From hand-drawn to computer-generated, and with so many sub-genres in between, the animation industry is booming. There are a number of factors to consider when deciding whether or not to pursue a career as an animator, including the level of education and training required, the skills and qualities you will need, the types of jobs and career paths available, and the importance of building a portfolio and networking. All of these steps toward becoming an animator are discussed in this article.
Necessary Levels of Education and Experience
There are occasional exceptions to this rule, but most animators begin the business after completing a four-year college degree program in animation or a similar discipline. Colleges and universities often offer animation degree programs that include a wide variety of topics, such as the basics of animation, character design, and CGI. Classes in drawing and computer graphics, for example, are sometimes required as a pre-requisite for several programs.
Two-dimensional (2D), three-dimensional (3D), stop-motion (STOP), and motion graphics (MOTION) animation are just few of the subgenres that may be found inside the animation umbrella. Aspiring animators should do their homework and pick a niche within the industry that speaks to their passions and professional aspirations.
Qualities Needed in an Animator
Strong aesthetic abilities like drawing and visual storytelling are essential for an animator, but technical knowledge of animation software and tools like Adobe Photoshop, Adobe After Effects, Autodesk Maya, or Toon Boom Harmony are also necessary. Paying close attention to detail and being able to meet strict deadlines are also crucial. In addition to technical expertise, animators need the creative spirit and the ability to give characters and storylines a vivid sense of reality.
Because animation is typically a trial-and-error process, animators need strong problem-solving skills in addition to technical and aesthetic expertise. The capacity for critical thought and the generation of original ideas for addressing challenges is a necessary skill.
It’s important for animators to be able to clearly and concisely explain their thoughts to their colleagues, as they frequently work on projects as part of a team. Being receptive to criticism and guidance is also crucial.
Having a genuine interest in animation and a willingness to learn about new developments in the field are also important traits for animators to have. To keep up with the competition in the animation industry, animators need to be open to learning new tools and methods.
Future Career Options and Job Market for the Animation Industry
Since animation covers such a wide range of specializations, it offers a wide variety of career paths. Digital animation is created using computers and software, while traditional animation relies on hand-drawn images. Although there are many who work better with one technique or the other, animators need both. The average compensation for animators is roughly $75,000 per year, and the industry is expanding rapidly.
There are pros and cons to both working for a studio full-time and going it alone as an animator. Freelancing offers more freedom and the opportunity to take on a wider range of assignments than a 9-to-5 job, but full-time work often offers higher wages, benefits, and career growth opportunities.
Jobs in animation can be found in a wide variety of industries, including those dealing with film and television production, video game design, advertising, and graphic design. Many animators operate as independent contractors, taking on jobs from a wide range of companies.
Animators’ professional trajectories are as diverse as the fields in which they choose to work. Simple animation production, compositing, and editing are commonplace beginning duties for junior animators.

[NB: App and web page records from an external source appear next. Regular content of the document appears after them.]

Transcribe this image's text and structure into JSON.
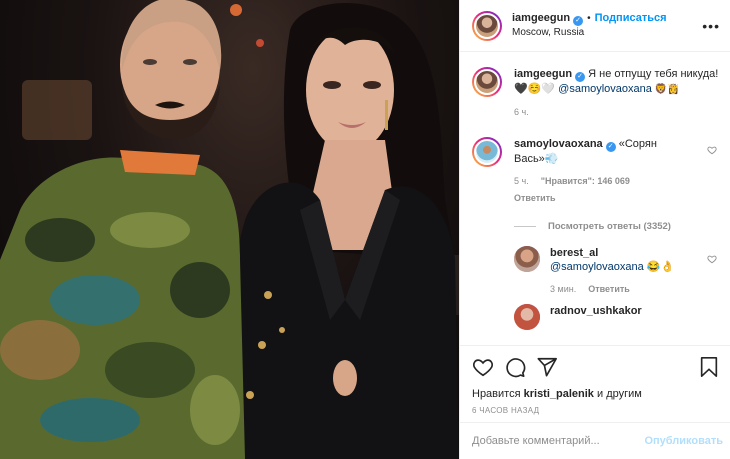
{
  "post": {
    "author": "iamgeegun",
    "follow_label": "Подписаться",
    "dot": "•",
    "location": "Moscow, Russia",
    "more_label": "•••"
  },
  "caption": {
    "author": "iamgeegun",
    "text": " Я не отпущу тебя никуда!🖤☺️🤍 ",
    "mention": "@samoylovaoxana",
    "text2": " 🦁👸",
    "time": "6 ч."
  },
  "comments": [
    {
      "author": "samoylovaoxana",
      "text": " «Сорян Вась»💨",
      "time": "5 ч.",
      "likes": "\"Нравится\": 146 069",
      "reply": "Ответить",
      "view_replies": "Посмотреть ответы (3352)"
    },
    {
      "author": "berest_al",
      "mention": "@samoylovaoxana",
      "text": " 😂👌",
      "time": "3 мин.",
      "reply": "Ответить"
    },
    {
      "author": "radnov_ushkakor"
    }
  ],
  "likes_line": {
    "prefix": "Нравится ",
    "user": "kristi_palenik",
    "suffix": " и другим"
  },
  "timestamp": "6 ЧАСОВ НАЗАД",
  "comment_box": {
    "placeholder": "Добавьте комментарий...",
    "publish_label": "Опубликовать"
  },
  "icons": [
    "heart-icon",
    "comment-icon",
    "share-icon",
    "bookmark-icon",
    "verified-icon",
    "more-icon"
  ],
  "colors": {
    "accent": "#0095f6",
    "publish_disabled": "#b2dffc",
    "meta": "#8e8e8e",
    "verified": "#3897f0"
  }
}
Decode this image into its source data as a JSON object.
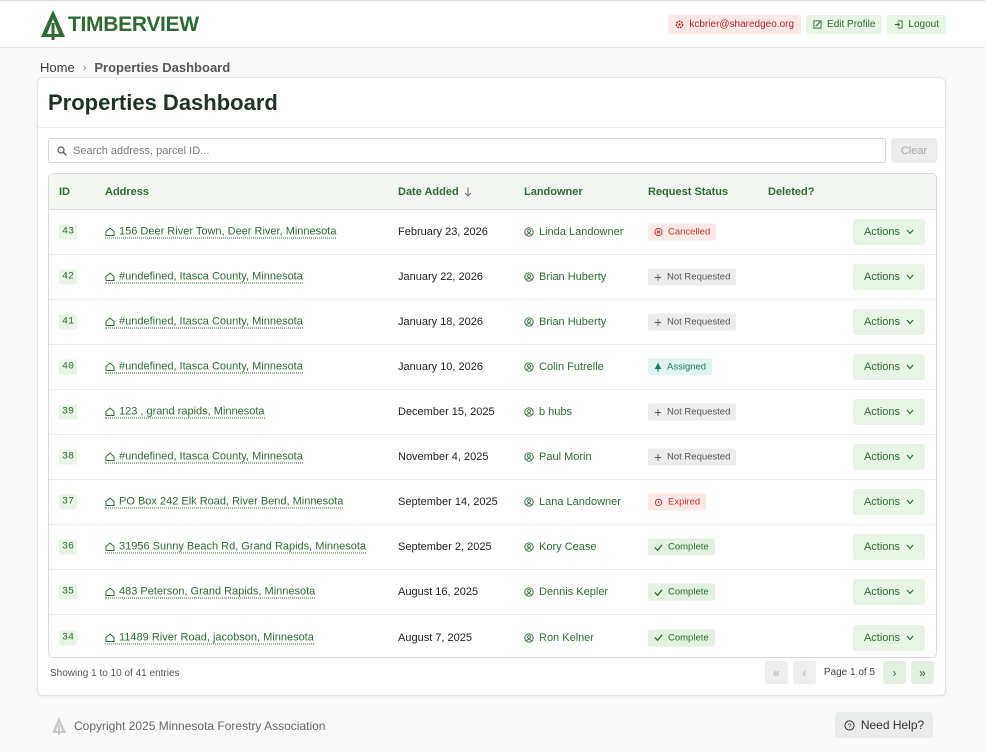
{
  "brand": {
    "name": "TIMBERVIEW",
    "color": "#2e6b34"
  },
  "header": {
    "user_email": "kcbrier@sharedgeo.org",
    "edit_profile_label": "Edit Profile",
    "logout_label": "Logout"
  },
  "breadcrumb": {
    "home": "Home",
    "current": "Properties Dashboard"
  },
  "page": {
    "title": "Properties Dashboard"
  },
  "search": {
    "placeholder": "Search address, parcel ID...",
    "value": "",
    "clear_label": "Clear"
  },
  "table": {
    "columns": [
      "ID",
      "Address",
      "Date Added",
      "Landowner",
      "Request Status",
      "Deleted?"
    ],
    "sort": {
      "column": "Date Added",
      "direction": "descending"
    },
    "action_label": "Actions",
    "rows": [
      {
        "id": "43",
        "address": "156 Deer River Town, Deer River, Minnesota",
        "date": "February 23, 2026",
        "landowner": "Linda Landowner",
        "status": "Cancelled",
        "status_type": "cancelled",
        "deleted": ""
      },
      {
        "id": "42",
        "address": "#undefined, Itasca County, Minnesota",
        "date": "January 22, 2026",
        "landowner": "Brian Huberty",
        "status": "Not Requested",
        "status_type": "not-requested",
        "deleted": ""
      },
      {
        "id": "41",
        "address": "#undefined, Itasca County, Minnesota",
        "date": "January 18, 2026",
        "landowner": "Brian Huberty",
        "status": "Not Requested",
        "status_type": "not-requested",
        "deleted": ""
      },
      {
        "id": "40",
        "address": "#undefined, Itasca County, Minnesota",
        "date": "January 10, 2026",
        "landowner": "Colin Futrelle",
        "status": "Assigned",
        "status_type": "assigned",
        "deleted": ""
      },
      {
        "id": "39",
        "address": "123 , grand rapids, Minnesota",
        "date": "December 15, 2025",
        "landowner": "b hubs",
        "status": "Not Requested",
        "status_type": "not-requested",
        "deleted": ""
      },
      {
        "id": "38",
        "address": "#undefined, Itasca County, Minnesota",
        "date": "November 4, 2025",
        "landowner": "Paul Morin",
        "status": "Not Requested",
        "status_type": "not-requested",
        "deleted": ""
      },
      {
        "id": "37",
        "address": "PO Box 242 Elk Road, River Bend, Minnesota",
        "date": "September 14, 2025",
        "landowner": "Lana Landowner",
        "status": "Expired",
        "status_type": "expired",
        "deleted": ""
      },
      {
        "id": "36",
        "address": "31956 Sunny Beach Rd, Grand Rapids, Minnesota",
        "date": "September 2, 2025",
        "landowner": "Kory Cease",
        "status": "Complete",
        "status_type": "complete",
        "deleted": ""
      },
      {
        "id": "35",
        "address": "483 Peterson, Grand Rapids, Minnesota",
        "date": "August 16, 2025",
        "landowner": "Dennis Kepler",
        "status": "Complete",
        "status_type": "complete",
        "deleted": ""
      },
      {
        "id": "34",
        "address": "11489 River Road, jacobson, Minnesota",
        "date": "August 7, 2025",
        "landowner": "Ron Kelner",
        "status": "Complete",
        "status_type": "complete",
        "deleted": ""
      }
    ]
  },
  "status_styles": {
    "cancelled": {
      "bg": "#fde8e8",
      "fg": "#c0392b",
      "icon": "x-circle-icon"
    },
    "not-requested": {
      "bg": "#ececec",
      "fg": "#555555",
      "icon": "plus-icon"
    },
    "assigned": {
      "bg": "#dff3ef",
      "fg": "#1f7a66",
      "icon": "tree-icon"
    },
    "expired": {
      "bg": "#fde8e8",
      "fg": "#c0392b",
      "icon": "alarm-icon"
    },
    "complete": {
      "bg": "#e3f2e0",
      "fg": "#2e6b34",
      "icon": "check-icon"
    }
  },
  "pagination": {
    "summary": "Showing 1 to 10 of 41 entries",
    "page_label": "Page 1 of 5",
    "current_page": 1,
    "total_pages": 5
  },
  "footer": {
    "copyright": "Copyright 2025 Minnesota Forestry Association",
    "help_label": "Need Help?"
  }
}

They may be promoted to lead animator or animation supervisor as their experience and expertise grow.
Some animators might also move on to work in animation direction, animation writing, or animation production management. After gaining the necessary expertise and training, animators might also choose to strike out on their own and launch their own animation studios or production firms.
Participating in Professional Networks and Developing a Resume
For animators, a great portfolio is a must, as it serves as a demonstration of their ability to prospective employers. Your portfolio should showcase your versatility as an animator by including both finished and unfinished works. Whether it’s through independent work, an internship, or student film, there are many ways for aspiring actors and filmmakers to build their reels.
Job possibilities and constructive criticism from peers and industry professionals can be gained through networking with other animators. Animators can learn about new career prospects, keep up with industry trends, and make key industry connections by attending animation conferences and workshops, joining online animation communities and organizations, and networking with other animators.
Having an online presence, such as a personal website or social media profiles, helps your portfolio get seen by potential employers. It’s a great way to expand your audience and get your portfolio out there.
You can use your portfolio and connections to find freelance employment or a job. Gaining freelance employment and establishing a clientele requires a great portfolio and solid industry connections.
Becoming an animator calls for a blend of dedication, talent, and opportunities to learn and grow professionally. Before deciding on a certain area of animation to focus on as a career, it’s necessary to learn more about the various subfields, job prospects, and career routes available in the field. Assuming you put in the time and effort to acquire the necessary knowledge and experience, you can build a successful career as an animator.